The walk, one short (0.5k) and the other a longer loop (1.5km) winds around a varied track of bushland. Home to several bird species, if you're a twitcher, best to visit at dusk or dawn. There are interpretive signs explaining the species that call this spot home, from pobblebonk frogs to tiny birds that feast on insects and help keep the bio-system in balance.
DIRECTIONS: This walk begins two streets behind the Marysville information centre. There's a carpark on Kings Road.
AMENITIES: There's a picnic table in the carpark but little vegetation to make it cosy.
Please check Parks Victoria website for the latest track updates and alerts: www.parkweb.vic.gov.au/explore/parks/yarra-ranges-national-park
The trail begins in the shade, walking through towering manna gums. Listen for lyrebirds and their complex bird calls ringing continuously through the forest.
Watch your step because there are several types of fungi growing along this trail. Learn more about mushrooms in Australia by the link below.
This trail crosses Leary Creek in two spots. Badly affected by the Black Saturday bushfires, the creek contains one of the few remaining populations of a nationally endangered fish, Barred Galaxias.
There are a couple of benches along the trail and several interpretative signs if you'd like to know more about the flora and fauna native to this area. Look for signs of wombats digging as you rest.

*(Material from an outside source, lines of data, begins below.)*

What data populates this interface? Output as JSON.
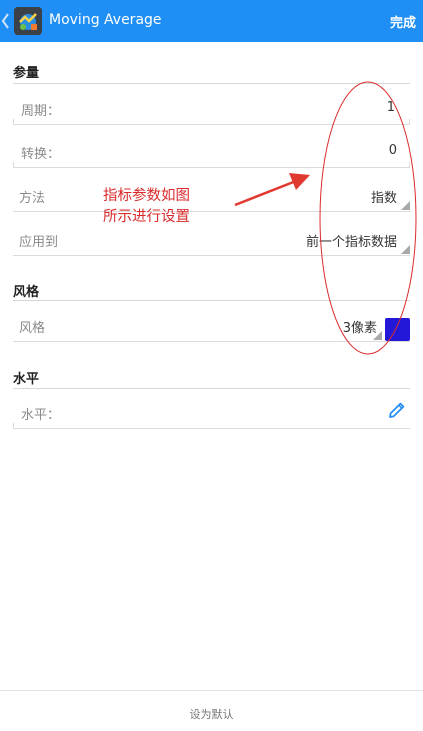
{
  "header": {
    "title": "Moving Average",
    "done_label": "完成",
    "back_icon": "chevron-left-icon",
    "app_icon": "app-logo-icon",
    "bar_color": "#1f8ff5"
  },
  "sections": {
    "params": {
      "title": "参量",
      "period": {
        "label": "周期：",
        "value": "1"
      },
      "shift": {
        "label": "转换：",
        "value": "0"
      },
      "method": {
        "label": "方法",
        "value": "指数"
      },
      "apply_to": {
        "label": "应用到",
        "value": "前一个指标数据"
      }
    },
    "style": {
      "title": "风格",
      "style_row": {
        "label": "风格",
        "value": "3像素",
        "swatch_color": "#2418d8"
      }
    },
    "levels": {
      "title": "水平",
      "level_row": {
        "label": "水平：",
        "edit_icon": "pencil-icon"
      }
    }
  },
  "annotation": {
    "line1": "指标参数如图",
    "line2": "所示进行设置",
    "color": "#d92b2b"
  },
  "footer": {
    "set_default_label": "设为默认"
  }
}
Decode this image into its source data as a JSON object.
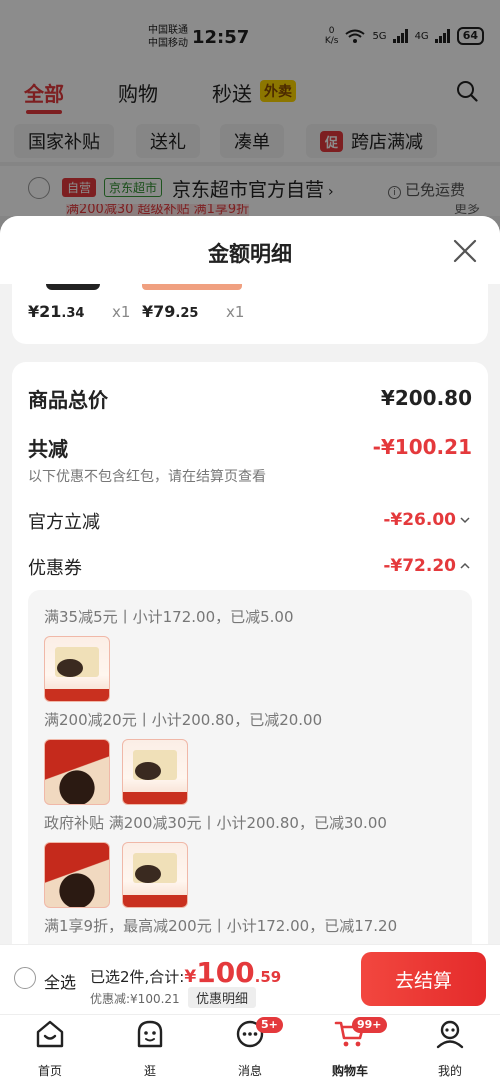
{
  "status_bar": {
    "carrier_1": "中国联通",
    "carrier_2": "中国移动",
    "time": "12:57",
    "net_speed_value": "0",
    "net_speed_unit": "K/s",
    "signal_1": "5G",
    "signal_2": "4G",
    "battery": "64"
  },
  "top_tabs": [
    {
      "label": "全部"
    },
    {
      "label": "购物"
    },
    {
      "label": "秒送"
    }
  ],
  "waimai_tag": "外卖",
  "chips": [
    {
      "label": "国家补贴"
    },
    {
      "label": "送礼"
    },
    {
      "label": "凑单"
    },
    {
      "label": "跨店满减",
      "icon_text": "促"
    }
  ],
  "store": {
    "tag_self": "自营",
    "tag_supermarket": "京东超市",
    "name": "京东超市官方自营",
    "arrow": "›",
    "shipping": "已免运费",
    "promo_partial": "满200减30 超级补贴 满1享9折",
    "more": "更多"
  },
  "sheet": {
    "title": "金额明细",
    "items": [
      {
        "price_symbol": "¥",
        "price_int": "21",
        "price_dec": ".34",
        "qty": "x1"
      },
      {
        "price_symbol": "¥",
        "price_int": "79",
        "price_dec": ".25",
        "qty": "x1"
      }
    ],
    "total_label": "商品总价",
    "total_value": "¥200.80",
    "reduce_label": "共减",
    "reduce_value": "-¥100.21",
    "reduce_note": "以下优惠不包含红包，请在结算页查看",
    "official_label": "官方立减",
    "official_value": "-¥26.00",
    "coupon_label": "优惠券",
    "coupon_value": "-¥72.20",
    "coupon_lines": [
      {
        "text": "满35减5元丨小计172.00，已减5.00"
      },
      {
        "text": "满200减20元丨小计200.80，已减20.00"
      },
      {
        "text": "政府补贴 满200减30元丨小计200.80，已减30.00"
      },
      {
        "text": "满1享9折，最高减200元丨小计172.00，已减17.20"
      }
    ]
  },
  "bottom_bar": {
    "select_all": "全选",
    "selected": "已选2件,合计:",
    "currency": "¥",
    "total_int": "100",
    "total_dec": ".59",
    "discount": "优惠减:¥100.21",
    "detail": "优惠明细",
    "checkout": "去结算"
  },
  "tabbar": [
    {
      "label": "首页",
      "icon": "home-icon"
    },
    {
      "label": "逛",
      "icon": "browse-icon"
    },
    {
      "label": "消息",
      "icon": "message-icon",
      "badge": "5+"
    },
    {
      "label": "购物车",
      "icon": "cart-icon",
      "badge": "99+",
      "active": true
    },
    {
      "label": "我的",
      "icon": "profile-icon"
    }
  ],
  "colors": {
    "accent": "#e4393c",
    "overlay": "rgba(0,0,0,0.45)",
    "yellow_tag": "#ffd800"
  }
}
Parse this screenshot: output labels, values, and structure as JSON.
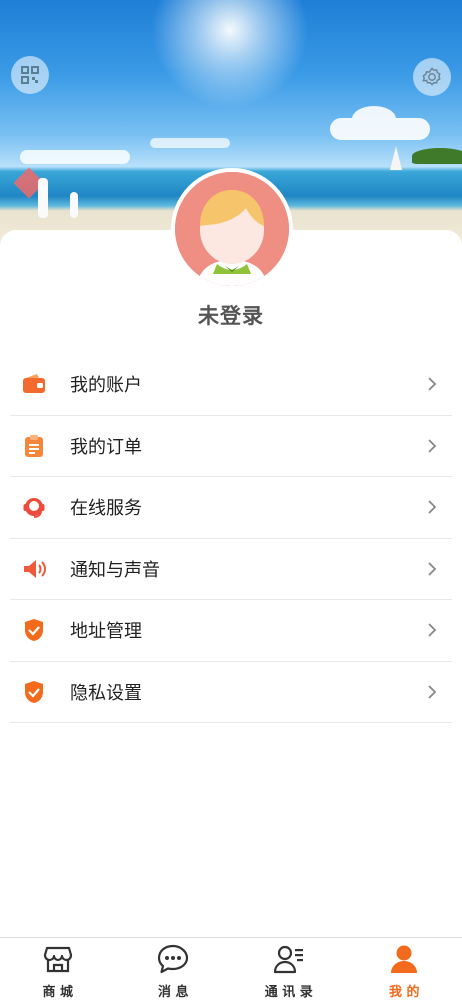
{
  "profile": {
    "username": "未登录"
  },
  "header": {
    "qr_icon": "qrcode-icon",
    "settings_icon": "gear-icon"
  },
  "menu": {
    "items": [
      {
        "label": "我的账户",
        "icon": "wallet-icon",
        "color": "#f26a2e"
      },
      {
        "label": "我的订单",
        "icon": "clipboard-icon",
        "color": "#f5873a"
      },
      {
        "label": "在线服务",
        "icon": "customer-service-icon",
        "color": "#ec4a3a"
      },
      {
        "label": "通知与声音",
        "icon": "speaker-icon",
        "color": "#ef5a3a"
      },
      {
        "label": "地址管理",
        "icon": "shield-check-icon",
        "color": "#f26a1b"
      },
      {
        "label": "隐私设置",
        "icon": "shield-check-icon",
        "color": "#f26a1b"
      }
    ]
  },
  "tabbar": {
    "tabs": [
      {
        "label": "商 城",
        "icon": "store-icon",
        "active": false
      },
      {
        "label": "消 息",
        "icon": "chat-bubble-icon",
        "active": false
      },
      {
        "label": "通 讯 录",
        "icon": "contacts-icon",
        "active": false
      },
      {
        "label": "我 的",
        "icon": "user-icon",
        "active": true
      }
    ],
    "active_color": "#f26a1b"
  }
}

Even when felled, the beauty of these gums remain. Some of the fellings will be accidental and caused by the weather, others will be deliberate clearing efforts.
If you look carefully, you'll see tiny moments of interaction between the natural world, like a drop of sap that's fallen over 100 metres to land on this fern.
After the Black Saturday bushfires, signs of renewal and regrowth came from the resilient tree ferns, their bright green fronds striking against a backdrop of burnt out Manna gums.
As trail starts to descend into the tree fern groves, the fungi find themselves in a darkened paradise. At your feet, you might also notice birds foraging about, looking to feast on small insects.
This trail includes a fantastic boardwalk pathway through fern tree groves. In 1939, a bushfire rushed through The Beauty Spot and destroyed these very same groves, along with a popular tourist spot.
This is a cooler spot to rest, hidden in the lush ferns and overhanging foilage. The trail is in a similar state of transition today, after being reconstructed following the Black Saturday bushfires.
As you walk through the wetlands, listen for the call of the Pobblebonk or banjo frog, named because of the 'bonk' sound it makes, like a banjo string being plucked.
The boardwalk resumes again, this time leading walkers in the direction of the light. Look up to spot bright-coloured parrots or wattle birds, raucously guarding their precious nectar supplies.
As you walk towards the carpark look out towards the other side of Marysville and the valley for a reminder of how much was lost in the bushfires and all that is now slowly regenerating each day.